There are several ways to approach anime as a whole.  Generally, anime fandom focuses on the different demographics within anime–is it for men or women, boys or girls, or general audiences?–or on major genres, like magical girls or giant robots.  Though these perspectives work well for most current TV anime, they leave many holes through which more complex films can fall, like Isao Takahata’s Grave of the Fireflies (1988), which addresses the struggle to survive during the firebombings of Kobe during World War II.  Grave of the Fireflies is a historical drama that’s difficult to pigeonhole regarding its target audience, since its main characters are children, but it addresses very mature themes that are difficult for even adults to come to terms with.  Some TV anime series are just as complex, like Revolutionary Girl Utena (1997), which appears to be a fantasy series for teenage girls but explores themes of identity, sexuality, and agency in increasingly abstract ways.

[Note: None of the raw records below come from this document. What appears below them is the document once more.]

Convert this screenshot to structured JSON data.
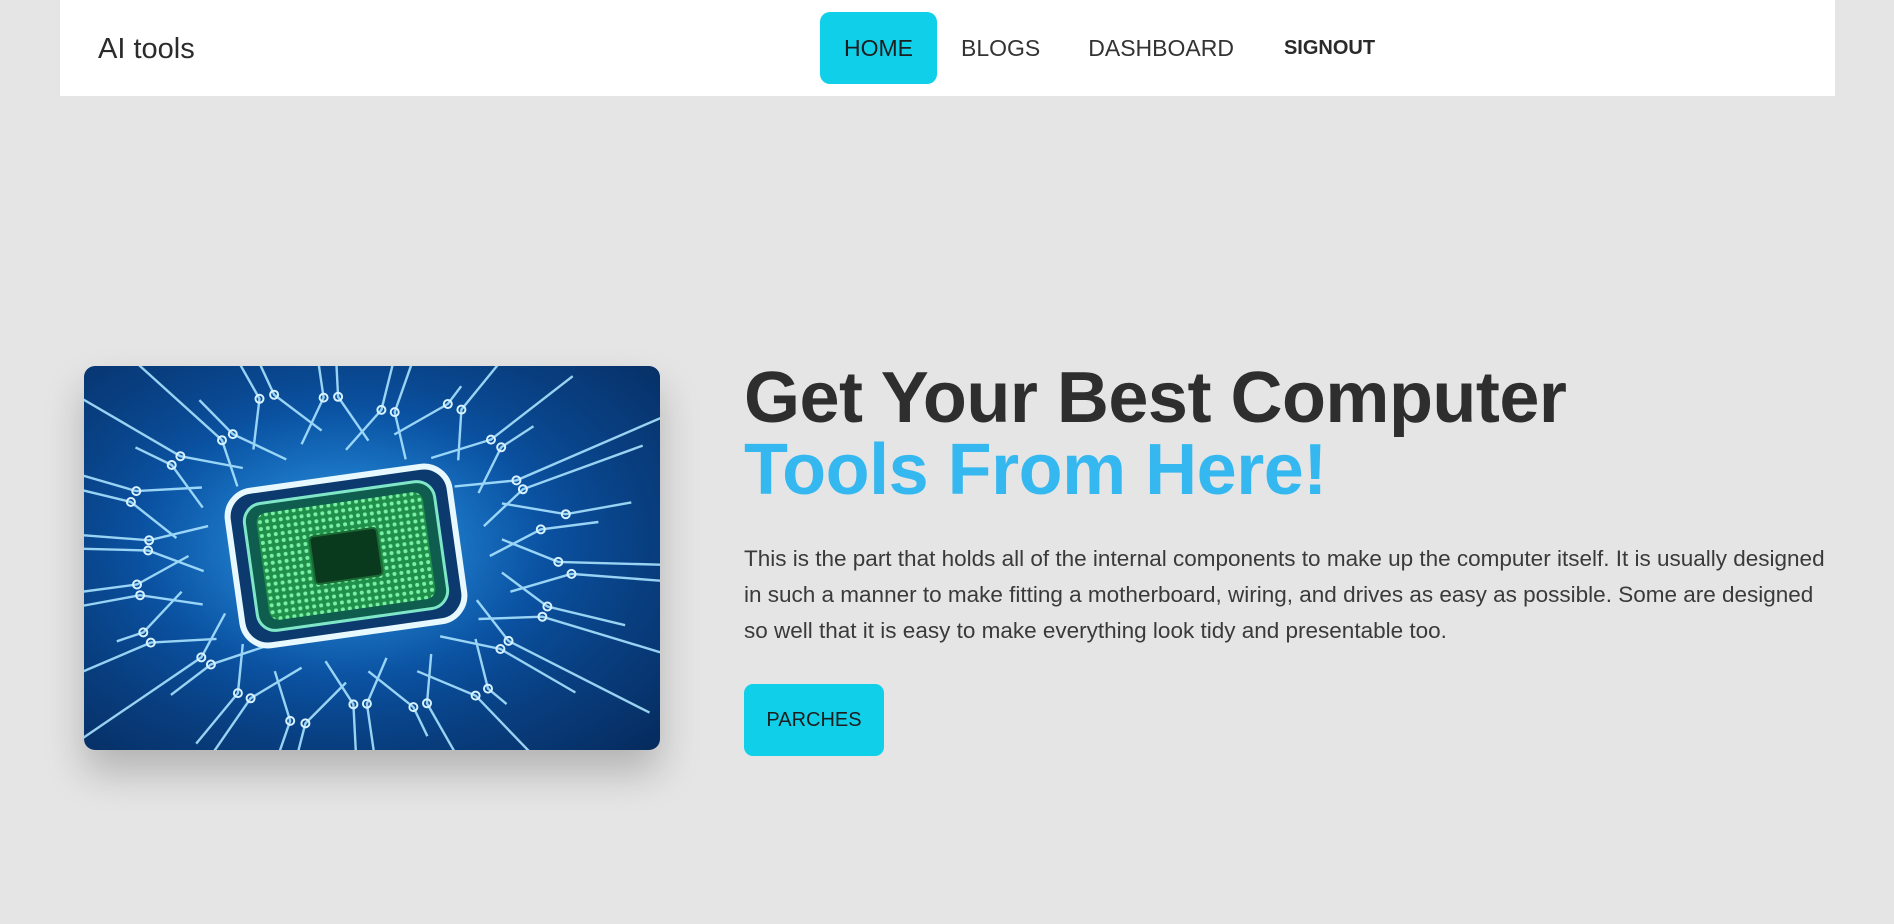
{
  "brand": {
    "name": "AI tools"
  },
  "nav": {
    "home": "HOME",
    "blogs": "BLOGS",
    "dashboard": "DASHBOARD",
    "signout": "SIGNOUT",
    "active": "HOME"
  },
  "hero": {
    "image": {
      "icon": "circuit-chip-image"
    },
    "title_line1": "Get Your Best Computer",
    "title_line2": "Tools From Here!",
    "description": "This is the part that holds all of the internal components to make up the computer itself. It is usually designed in such a manner to make fitting a motherboard, wiring, and drives as easy as possible. Some are designed so well that it is easy to make everything look tidy and presentable too.",
    "cta_label": "PARCHES"
  },
  "colors": {
    "page_background": "#e5e5e5",
    "navbar_background": "#ffffff",
    "accent": "#10cfe9",
    "headline_highlight": "#35b8ef",
    "text": "#2e2e2e"
  }
}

Because of the complexities inherent in great anime, this blog series will approach the medium from a chronological and thematic perspective, addressing one or two major players within anime per blog post.  Most of the posts will look at directors, like Hayao Miyazaki and Isao Takahata, while others will look at important studios, animators, manga authors, and character designers.  Due to the breadth of anime and the amount that has not been released for American audiences, this series will by no means be comprehensive, but it will cover most of the big names within the industry, beginning with Osamu Tezuka (best known for Astro Boy (1963)).  I look forward to seeing you next time!